Children that have a parent that is or has been incarcerated are 85% more likely to go to prison.
More and more children are getting stuck in a cycle that leads to their failure. It is an epidemic that children are following a path that they ultimately shouldn't be on.
When an individual goes to prison they lose almost all communication with their family. Some may say that this is well deserved, and we don't necessarily disagree. However, the bigger picture is when the child of the convicted has to suffer. The feeling of abandonment leaves the child disheartened as they grow up, without a father or mother which wasn't the intention of their mom or dad at all.
This cycle is more curable than ever. That is why we are reunifying families, providing those who are incarcerated with employment, and also reconciling relationships with the focus being on building a better community. This empowers incarcerated mothers and fathers to succeed, which will allow their children to succeed.
There are many different ways that you can help us #ENDTHECYCLE click the link below.
1 in 28 children in the U.S. have a parent that is incarcerated.
Caregivers in the Cycle
- Caregivers of children with parents in prison bear numerous burdens, including stigma and shame associated with having a family member in prison, increased financial strain, physical and emotional stress, and lack of external resources.
- Caregivers struggle with multiple challenges in fostering continued relationships between children and their parents in prison.

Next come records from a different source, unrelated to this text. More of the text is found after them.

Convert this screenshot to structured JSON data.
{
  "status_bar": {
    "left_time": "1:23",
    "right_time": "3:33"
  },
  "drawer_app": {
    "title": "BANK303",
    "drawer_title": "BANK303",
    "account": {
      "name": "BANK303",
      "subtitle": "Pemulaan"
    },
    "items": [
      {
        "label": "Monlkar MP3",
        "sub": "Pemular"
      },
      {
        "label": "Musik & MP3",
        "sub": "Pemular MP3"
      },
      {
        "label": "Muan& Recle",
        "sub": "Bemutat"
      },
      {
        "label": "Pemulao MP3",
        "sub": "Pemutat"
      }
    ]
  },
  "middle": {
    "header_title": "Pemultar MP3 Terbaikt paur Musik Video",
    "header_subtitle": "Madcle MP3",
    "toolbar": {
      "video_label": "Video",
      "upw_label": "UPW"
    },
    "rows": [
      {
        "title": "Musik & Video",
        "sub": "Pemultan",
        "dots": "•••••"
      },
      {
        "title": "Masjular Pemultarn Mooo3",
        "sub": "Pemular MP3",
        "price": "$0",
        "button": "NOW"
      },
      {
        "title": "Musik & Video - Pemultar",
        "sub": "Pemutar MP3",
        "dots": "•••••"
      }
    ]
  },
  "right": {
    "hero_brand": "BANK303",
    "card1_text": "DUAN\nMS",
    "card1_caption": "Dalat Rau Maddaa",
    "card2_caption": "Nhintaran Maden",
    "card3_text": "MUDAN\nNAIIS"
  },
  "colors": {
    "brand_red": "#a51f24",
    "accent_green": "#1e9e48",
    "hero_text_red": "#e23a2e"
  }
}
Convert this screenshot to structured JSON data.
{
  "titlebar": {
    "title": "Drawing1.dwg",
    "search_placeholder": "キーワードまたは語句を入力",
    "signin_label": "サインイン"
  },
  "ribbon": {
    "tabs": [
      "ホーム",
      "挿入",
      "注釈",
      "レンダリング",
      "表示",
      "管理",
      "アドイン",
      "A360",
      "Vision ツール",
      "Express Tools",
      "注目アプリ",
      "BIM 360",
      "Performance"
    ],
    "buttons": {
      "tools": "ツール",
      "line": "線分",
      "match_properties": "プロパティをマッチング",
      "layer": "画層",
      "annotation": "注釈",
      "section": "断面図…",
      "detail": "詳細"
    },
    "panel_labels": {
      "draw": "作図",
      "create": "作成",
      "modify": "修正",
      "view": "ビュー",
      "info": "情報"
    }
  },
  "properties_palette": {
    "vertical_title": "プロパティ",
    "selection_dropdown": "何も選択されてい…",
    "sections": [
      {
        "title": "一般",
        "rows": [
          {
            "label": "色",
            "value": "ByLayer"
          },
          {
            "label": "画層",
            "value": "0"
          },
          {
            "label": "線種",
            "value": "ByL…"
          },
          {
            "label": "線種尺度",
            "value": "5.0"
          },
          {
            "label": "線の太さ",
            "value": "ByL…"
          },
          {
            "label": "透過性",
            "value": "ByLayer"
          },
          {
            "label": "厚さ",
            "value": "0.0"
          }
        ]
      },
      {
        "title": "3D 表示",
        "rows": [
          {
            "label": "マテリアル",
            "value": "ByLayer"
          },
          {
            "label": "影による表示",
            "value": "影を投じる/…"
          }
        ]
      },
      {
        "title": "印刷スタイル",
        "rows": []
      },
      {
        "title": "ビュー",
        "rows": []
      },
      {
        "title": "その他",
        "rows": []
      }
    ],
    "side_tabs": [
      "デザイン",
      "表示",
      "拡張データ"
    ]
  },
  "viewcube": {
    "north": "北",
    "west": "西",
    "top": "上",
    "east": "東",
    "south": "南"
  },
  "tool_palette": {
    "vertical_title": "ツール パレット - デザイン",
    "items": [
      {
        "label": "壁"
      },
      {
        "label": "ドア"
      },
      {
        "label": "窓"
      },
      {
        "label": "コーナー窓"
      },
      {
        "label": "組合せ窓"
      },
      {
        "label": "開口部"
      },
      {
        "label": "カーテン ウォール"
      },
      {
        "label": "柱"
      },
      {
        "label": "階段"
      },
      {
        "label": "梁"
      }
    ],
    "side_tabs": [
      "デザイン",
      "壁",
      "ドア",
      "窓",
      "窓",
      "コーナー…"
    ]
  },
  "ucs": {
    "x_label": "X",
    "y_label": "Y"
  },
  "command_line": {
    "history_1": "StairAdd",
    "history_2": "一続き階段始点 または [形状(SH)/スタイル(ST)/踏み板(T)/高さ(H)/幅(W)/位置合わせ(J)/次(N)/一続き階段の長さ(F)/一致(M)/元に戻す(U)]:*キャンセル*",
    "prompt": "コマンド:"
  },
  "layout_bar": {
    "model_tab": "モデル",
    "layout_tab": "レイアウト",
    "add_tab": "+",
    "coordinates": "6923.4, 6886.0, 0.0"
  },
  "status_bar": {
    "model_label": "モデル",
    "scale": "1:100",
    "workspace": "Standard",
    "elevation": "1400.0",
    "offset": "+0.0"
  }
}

- Most prisons are not accessible by any form of public transportation, restricting child‐parent visits. In some cases this means children will never visit their parents.
- Caring for children who are experiencing the stigma and blame associated with parental incarceration is particularly difficult for caregivers and may be taxing emotionally and physically
58% of fathers and mothers had no personal visits from any of their children.